Component data from apps and pages:
=== Begin Enclosure ===
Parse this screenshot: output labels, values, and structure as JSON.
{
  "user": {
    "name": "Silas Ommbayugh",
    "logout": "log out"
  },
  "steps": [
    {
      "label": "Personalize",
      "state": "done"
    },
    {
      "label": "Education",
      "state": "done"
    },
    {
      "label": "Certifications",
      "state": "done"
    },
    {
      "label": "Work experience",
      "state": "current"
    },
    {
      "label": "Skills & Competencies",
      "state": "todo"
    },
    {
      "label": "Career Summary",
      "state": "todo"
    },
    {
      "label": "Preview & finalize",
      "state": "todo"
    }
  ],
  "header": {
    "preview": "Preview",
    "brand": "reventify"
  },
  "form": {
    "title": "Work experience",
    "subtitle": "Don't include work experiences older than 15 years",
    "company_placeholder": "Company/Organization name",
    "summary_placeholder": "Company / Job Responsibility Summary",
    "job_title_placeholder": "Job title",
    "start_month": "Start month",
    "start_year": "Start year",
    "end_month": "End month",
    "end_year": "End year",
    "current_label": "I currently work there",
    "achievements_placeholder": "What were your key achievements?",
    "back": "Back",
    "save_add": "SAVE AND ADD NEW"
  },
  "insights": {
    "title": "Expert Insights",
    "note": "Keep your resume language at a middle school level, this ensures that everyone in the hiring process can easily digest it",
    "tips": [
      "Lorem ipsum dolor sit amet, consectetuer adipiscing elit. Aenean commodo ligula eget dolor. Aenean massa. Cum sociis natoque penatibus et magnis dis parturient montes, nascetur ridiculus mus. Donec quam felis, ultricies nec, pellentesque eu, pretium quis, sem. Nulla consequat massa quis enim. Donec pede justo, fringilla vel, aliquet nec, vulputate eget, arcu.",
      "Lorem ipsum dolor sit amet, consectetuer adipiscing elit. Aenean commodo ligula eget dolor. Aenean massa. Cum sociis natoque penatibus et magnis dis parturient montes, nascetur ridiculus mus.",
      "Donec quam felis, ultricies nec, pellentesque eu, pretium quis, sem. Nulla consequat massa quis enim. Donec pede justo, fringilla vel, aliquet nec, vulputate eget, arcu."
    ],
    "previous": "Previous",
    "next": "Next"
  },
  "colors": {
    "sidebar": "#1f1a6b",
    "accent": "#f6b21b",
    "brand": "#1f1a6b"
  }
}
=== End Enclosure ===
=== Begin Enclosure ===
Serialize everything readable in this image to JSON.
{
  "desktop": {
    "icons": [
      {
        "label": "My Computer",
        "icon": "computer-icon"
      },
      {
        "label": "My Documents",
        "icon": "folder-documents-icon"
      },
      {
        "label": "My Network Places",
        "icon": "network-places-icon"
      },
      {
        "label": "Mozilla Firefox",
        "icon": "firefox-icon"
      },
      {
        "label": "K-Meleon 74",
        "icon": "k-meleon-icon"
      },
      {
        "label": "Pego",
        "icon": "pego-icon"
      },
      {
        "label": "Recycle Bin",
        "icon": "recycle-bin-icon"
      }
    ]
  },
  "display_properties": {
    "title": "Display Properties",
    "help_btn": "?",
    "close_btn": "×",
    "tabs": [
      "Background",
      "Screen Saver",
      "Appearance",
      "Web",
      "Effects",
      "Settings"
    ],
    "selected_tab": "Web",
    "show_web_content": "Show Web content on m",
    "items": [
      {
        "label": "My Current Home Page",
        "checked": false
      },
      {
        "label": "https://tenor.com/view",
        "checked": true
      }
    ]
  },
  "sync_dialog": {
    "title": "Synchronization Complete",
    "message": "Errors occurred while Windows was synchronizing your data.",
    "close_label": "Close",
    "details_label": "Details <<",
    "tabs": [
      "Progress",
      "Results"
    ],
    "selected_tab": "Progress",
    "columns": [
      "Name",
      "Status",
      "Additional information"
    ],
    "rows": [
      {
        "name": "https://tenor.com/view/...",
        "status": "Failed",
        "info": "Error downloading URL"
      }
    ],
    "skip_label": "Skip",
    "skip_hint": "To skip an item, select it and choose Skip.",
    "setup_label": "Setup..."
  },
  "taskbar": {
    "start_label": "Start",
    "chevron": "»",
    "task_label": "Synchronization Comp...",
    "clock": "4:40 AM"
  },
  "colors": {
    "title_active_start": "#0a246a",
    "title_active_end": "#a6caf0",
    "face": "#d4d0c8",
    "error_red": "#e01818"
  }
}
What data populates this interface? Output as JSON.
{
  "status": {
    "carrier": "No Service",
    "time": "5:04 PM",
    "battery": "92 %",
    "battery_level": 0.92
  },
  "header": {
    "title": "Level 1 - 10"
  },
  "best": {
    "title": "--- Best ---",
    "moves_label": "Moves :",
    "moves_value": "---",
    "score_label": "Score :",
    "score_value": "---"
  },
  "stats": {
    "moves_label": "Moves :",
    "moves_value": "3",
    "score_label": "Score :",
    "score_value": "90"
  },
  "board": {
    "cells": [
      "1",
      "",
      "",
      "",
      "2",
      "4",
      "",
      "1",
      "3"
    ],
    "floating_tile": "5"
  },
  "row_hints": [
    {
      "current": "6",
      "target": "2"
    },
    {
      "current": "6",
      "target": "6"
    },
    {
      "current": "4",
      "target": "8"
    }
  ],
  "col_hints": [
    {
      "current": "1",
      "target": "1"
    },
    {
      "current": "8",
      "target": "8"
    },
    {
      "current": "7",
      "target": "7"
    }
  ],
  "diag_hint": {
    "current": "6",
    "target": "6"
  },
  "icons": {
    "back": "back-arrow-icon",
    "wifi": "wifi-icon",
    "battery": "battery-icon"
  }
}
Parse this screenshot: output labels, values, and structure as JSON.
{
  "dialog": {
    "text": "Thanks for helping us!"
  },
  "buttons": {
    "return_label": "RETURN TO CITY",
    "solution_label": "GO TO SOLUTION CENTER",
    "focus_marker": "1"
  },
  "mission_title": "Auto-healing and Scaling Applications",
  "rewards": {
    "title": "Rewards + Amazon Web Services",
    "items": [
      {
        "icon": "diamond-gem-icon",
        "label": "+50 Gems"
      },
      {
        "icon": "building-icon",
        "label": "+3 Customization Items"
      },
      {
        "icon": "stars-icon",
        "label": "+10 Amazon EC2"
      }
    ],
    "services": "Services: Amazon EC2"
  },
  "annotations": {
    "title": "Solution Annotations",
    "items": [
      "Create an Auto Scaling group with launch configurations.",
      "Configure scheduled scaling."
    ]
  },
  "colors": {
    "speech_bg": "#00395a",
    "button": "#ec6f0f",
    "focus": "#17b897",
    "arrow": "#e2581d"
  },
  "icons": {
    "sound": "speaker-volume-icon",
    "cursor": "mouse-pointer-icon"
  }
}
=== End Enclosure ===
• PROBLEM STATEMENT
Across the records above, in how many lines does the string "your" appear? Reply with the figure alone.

• WRITTEN RESPONSE
3